Budgets are shrinking in higher education, and greater financial accountability is simultaneously being demanded of universities. One of the consequences is that internal funding for research is more difficult to access than in years past. In such an environment, corporate sponsorship is an alternative that must be considered. In this article, we describe the forces compelling business schools to seek corporate sponsorship for research. Then, we discuss why some business faculty may perceive undesirable constraints in corporate-sponsored research. We also describe the challenges that researchers often need to address in order to secure corporate sponsorship and take full advantage of it. We conclude by describing some of the implications of this paradigm shift in research funding. When corporate funding is accessed and the relationship with the sponsoring organization is managed well, incentives are aligned among researchers, universities, and corporations.
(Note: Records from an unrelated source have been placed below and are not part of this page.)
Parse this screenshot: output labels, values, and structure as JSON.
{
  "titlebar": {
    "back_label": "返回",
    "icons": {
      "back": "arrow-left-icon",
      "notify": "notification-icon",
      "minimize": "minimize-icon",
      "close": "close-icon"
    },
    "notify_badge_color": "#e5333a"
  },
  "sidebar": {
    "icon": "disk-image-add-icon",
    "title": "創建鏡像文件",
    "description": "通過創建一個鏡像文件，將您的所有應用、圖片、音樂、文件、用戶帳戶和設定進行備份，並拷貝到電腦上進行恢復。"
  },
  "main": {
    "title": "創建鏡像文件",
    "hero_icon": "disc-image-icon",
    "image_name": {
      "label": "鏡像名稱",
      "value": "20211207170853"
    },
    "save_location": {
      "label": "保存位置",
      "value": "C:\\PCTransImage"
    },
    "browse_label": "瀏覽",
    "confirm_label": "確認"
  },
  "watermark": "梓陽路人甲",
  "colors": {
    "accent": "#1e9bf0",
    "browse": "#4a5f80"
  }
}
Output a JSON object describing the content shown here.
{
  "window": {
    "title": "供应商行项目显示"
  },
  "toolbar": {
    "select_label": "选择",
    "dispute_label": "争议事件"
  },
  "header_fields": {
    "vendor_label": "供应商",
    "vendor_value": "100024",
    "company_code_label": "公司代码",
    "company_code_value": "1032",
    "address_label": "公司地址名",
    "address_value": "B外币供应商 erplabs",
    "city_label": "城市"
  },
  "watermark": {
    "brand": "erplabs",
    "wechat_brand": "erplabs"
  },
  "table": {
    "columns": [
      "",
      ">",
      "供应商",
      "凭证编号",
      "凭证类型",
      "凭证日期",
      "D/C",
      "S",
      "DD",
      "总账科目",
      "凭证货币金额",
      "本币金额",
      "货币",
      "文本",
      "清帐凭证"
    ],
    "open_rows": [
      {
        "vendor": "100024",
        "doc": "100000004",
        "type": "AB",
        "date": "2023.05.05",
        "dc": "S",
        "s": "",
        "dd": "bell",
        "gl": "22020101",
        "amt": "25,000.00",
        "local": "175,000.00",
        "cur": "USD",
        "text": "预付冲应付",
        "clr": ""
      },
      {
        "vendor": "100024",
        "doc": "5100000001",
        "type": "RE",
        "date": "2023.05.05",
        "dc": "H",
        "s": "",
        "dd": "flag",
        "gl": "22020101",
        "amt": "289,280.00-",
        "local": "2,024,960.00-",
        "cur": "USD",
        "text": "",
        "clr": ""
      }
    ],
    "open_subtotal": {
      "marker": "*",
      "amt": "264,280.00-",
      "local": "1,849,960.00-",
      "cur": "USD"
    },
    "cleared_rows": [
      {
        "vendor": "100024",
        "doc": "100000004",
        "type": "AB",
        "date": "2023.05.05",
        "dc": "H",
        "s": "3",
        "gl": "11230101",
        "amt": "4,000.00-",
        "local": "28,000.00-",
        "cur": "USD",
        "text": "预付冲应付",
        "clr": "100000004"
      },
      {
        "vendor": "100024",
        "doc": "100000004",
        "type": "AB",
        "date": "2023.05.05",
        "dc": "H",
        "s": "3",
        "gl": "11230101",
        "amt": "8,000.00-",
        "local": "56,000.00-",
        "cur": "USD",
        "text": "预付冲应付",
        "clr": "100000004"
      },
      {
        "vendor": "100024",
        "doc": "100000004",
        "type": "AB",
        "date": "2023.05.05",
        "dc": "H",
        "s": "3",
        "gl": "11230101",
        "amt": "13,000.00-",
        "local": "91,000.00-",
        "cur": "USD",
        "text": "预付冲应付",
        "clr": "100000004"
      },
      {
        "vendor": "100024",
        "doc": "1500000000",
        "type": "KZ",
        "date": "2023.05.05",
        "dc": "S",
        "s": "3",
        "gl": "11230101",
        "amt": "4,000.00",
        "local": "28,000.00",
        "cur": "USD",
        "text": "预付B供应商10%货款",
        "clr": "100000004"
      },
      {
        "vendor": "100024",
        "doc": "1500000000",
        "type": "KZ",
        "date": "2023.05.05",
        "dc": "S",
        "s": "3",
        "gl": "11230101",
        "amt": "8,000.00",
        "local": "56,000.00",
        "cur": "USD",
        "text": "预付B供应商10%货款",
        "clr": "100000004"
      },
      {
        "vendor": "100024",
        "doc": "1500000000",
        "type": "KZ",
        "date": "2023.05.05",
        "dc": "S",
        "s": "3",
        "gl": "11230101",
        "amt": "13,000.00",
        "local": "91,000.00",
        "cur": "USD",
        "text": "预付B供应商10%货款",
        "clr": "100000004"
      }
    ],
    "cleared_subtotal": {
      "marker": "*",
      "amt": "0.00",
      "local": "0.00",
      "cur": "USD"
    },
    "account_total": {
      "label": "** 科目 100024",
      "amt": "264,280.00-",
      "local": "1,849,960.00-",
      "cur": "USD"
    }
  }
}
Benefits also include the development of new knowledge, solutions to real-world business problems, funding for researchers and universities, enhanced teaching, and a clear demonstration of the value of academic research.
Baker, Jeff and Wetherbe, James C.
"Corporate Sponsorship of Academic Research: The Trend, Its Drivers, and Its Implications,"
Communications of the Association for Information Systems:
Vol. 33, Article 17.
Available at: http://aisel.aisnet.org/cais/vol33/iss1/17